Stored records
▶

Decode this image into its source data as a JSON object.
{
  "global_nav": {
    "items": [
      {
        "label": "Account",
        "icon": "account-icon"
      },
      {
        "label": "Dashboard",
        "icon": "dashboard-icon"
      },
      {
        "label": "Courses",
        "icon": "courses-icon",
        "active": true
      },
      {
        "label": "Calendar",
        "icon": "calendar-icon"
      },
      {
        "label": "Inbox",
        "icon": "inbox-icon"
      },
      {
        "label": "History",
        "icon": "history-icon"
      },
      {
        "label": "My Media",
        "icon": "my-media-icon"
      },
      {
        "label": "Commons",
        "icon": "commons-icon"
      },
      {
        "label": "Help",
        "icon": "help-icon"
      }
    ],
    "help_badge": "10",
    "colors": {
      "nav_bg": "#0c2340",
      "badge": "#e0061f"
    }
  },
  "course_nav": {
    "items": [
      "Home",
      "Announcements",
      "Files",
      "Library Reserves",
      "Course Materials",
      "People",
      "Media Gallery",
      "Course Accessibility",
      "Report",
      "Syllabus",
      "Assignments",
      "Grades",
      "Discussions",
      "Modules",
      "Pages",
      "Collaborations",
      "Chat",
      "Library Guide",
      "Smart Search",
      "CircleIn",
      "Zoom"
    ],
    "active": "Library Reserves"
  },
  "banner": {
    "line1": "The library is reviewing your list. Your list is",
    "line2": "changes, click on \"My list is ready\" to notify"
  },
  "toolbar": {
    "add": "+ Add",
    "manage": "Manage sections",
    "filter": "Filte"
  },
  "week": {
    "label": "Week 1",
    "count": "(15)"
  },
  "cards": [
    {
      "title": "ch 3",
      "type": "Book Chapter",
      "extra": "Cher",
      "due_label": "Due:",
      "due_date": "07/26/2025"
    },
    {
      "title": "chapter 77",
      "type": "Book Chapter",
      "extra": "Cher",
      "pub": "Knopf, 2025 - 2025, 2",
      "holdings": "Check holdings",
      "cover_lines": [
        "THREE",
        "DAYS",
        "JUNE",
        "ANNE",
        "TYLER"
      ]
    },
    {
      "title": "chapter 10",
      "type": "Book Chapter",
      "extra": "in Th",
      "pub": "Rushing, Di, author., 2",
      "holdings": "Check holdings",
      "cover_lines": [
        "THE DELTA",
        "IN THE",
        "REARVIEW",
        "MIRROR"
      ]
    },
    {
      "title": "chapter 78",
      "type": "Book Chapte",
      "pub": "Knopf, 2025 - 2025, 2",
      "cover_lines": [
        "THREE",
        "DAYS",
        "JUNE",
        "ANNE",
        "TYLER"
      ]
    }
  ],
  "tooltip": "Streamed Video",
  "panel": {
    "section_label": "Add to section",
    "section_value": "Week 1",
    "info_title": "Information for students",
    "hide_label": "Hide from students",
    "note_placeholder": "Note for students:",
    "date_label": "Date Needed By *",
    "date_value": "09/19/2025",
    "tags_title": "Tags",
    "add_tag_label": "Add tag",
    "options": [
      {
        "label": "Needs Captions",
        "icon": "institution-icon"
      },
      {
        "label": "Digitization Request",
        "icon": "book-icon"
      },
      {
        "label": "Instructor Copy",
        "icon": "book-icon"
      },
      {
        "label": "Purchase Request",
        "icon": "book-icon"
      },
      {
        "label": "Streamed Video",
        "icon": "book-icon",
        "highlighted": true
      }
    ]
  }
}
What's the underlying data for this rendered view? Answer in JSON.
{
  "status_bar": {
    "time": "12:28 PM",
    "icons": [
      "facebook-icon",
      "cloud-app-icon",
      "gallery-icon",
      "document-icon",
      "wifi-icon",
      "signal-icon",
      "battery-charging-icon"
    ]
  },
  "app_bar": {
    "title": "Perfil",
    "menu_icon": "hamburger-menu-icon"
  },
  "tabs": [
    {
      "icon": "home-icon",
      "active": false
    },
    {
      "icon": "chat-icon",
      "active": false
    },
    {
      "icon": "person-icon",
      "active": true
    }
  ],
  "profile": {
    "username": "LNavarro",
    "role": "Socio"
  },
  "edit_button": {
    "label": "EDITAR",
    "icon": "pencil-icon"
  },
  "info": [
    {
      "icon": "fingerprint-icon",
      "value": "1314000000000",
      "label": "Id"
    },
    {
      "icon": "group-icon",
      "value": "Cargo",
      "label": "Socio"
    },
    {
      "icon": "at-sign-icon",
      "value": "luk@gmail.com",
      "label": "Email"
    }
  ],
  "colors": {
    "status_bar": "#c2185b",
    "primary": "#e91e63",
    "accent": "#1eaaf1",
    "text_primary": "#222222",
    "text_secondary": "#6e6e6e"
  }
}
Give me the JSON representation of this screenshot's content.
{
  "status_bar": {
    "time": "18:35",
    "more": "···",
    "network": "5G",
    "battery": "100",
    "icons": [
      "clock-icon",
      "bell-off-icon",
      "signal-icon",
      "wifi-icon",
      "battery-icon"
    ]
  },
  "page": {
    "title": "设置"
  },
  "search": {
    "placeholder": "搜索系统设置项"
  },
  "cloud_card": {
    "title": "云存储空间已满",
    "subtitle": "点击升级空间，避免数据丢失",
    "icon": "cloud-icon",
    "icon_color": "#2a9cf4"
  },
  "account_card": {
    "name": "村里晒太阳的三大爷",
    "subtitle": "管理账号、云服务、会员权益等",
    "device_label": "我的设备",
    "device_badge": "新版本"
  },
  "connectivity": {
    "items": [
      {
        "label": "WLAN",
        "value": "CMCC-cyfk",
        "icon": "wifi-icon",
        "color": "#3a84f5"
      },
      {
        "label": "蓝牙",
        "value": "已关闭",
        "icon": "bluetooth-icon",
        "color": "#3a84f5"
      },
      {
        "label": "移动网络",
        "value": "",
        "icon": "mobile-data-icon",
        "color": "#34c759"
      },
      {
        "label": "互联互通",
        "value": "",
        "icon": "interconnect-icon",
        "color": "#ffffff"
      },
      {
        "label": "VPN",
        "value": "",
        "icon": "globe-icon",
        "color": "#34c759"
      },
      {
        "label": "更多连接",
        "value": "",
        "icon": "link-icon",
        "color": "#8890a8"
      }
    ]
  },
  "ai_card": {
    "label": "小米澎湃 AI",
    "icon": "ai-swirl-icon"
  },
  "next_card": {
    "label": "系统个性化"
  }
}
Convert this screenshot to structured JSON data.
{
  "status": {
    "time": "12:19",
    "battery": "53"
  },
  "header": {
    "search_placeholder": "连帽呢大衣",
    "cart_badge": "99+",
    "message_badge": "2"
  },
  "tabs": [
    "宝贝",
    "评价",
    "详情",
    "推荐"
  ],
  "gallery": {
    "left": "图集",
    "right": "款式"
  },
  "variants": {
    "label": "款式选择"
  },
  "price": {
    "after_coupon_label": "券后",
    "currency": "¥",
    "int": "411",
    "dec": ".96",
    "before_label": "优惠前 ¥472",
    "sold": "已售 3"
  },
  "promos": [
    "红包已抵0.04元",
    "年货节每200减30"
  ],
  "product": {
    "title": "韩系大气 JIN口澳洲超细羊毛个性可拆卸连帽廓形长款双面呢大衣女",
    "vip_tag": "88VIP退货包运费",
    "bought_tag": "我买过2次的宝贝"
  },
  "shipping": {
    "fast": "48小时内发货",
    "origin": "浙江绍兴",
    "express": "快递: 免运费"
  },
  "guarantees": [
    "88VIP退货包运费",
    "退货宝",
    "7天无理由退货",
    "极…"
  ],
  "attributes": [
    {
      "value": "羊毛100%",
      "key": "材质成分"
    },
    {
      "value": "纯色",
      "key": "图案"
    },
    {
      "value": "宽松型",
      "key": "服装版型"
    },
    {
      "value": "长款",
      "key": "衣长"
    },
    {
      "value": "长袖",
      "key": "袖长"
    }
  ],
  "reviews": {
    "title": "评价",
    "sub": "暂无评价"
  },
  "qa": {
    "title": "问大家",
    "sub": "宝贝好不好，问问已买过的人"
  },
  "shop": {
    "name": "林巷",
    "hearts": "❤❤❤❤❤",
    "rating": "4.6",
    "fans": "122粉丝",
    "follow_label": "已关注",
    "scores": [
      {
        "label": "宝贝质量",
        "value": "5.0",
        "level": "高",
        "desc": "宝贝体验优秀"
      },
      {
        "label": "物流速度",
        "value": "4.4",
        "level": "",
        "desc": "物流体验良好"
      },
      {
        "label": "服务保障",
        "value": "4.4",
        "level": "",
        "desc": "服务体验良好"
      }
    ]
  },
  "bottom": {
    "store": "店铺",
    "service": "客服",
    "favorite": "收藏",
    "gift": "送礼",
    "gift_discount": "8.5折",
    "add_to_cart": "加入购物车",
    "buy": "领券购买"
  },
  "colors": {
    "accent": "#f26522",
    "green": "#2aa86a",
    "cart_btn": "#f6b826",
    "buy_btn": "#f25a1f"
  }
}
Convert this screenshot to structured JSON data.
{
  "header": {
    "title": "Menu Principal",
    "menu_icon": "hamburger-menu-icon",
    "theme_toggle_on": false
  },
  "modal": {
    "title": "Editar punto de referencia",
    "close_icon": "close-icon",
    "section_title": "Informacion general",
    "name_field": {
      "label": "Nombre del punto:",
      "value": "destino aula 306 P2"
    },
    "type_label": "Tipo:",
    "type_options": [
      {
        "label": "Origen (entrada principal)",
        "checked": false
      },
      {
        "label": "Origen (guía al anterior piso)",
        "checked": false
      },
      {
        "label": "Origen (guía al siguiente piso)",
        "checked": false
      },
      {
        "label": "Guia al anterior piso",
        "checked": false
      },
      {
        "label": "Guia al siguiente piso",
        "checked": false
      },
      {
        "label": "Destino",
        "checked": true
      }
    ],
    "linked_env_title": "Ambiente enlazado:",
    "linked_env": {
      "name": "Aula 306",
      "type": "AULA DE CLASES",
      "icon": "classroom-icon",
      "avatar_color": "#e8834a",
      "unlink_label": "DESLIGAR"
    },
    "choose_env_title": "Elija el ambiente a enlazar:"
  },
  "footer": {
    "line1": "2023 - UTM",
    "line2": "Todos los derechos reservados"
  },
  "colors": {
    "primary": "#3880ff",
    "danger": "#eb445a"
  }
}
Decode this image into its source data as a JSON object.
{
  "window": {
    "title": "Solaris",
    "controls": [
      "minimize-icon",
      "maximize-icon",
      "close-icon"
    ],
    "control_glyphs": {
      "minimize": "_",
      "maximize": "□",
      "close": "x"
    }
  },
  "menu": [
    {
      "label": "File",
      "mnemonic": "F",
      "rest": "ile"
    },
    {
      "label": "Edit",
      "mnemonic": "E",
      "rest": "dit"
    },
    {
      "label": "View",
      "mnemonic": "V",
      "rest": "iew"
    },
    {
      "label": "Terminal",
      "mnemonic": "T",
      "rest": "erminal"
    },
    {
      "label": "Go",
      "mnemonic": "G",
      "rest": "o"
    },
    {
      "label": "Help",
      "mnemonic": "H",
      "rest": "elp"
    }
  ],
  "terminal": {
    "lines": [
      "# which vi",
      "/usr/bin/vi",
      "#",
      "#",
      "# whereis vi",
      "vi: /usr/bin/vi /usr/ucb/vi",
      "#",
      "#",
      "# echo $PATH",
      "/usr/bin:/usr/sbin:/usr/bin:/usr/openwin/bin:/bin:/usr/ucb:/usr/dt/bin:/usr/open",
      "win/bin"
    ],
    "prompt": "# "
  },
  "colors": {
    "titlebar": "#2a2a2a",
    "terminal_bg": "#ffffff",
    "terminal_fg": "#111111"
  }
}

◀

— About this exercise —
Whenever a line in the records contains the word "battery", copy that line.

— Written reply —
      "battery-charging-icon"
    "battery": "100",
      "battery-icon"
    "battery": "53"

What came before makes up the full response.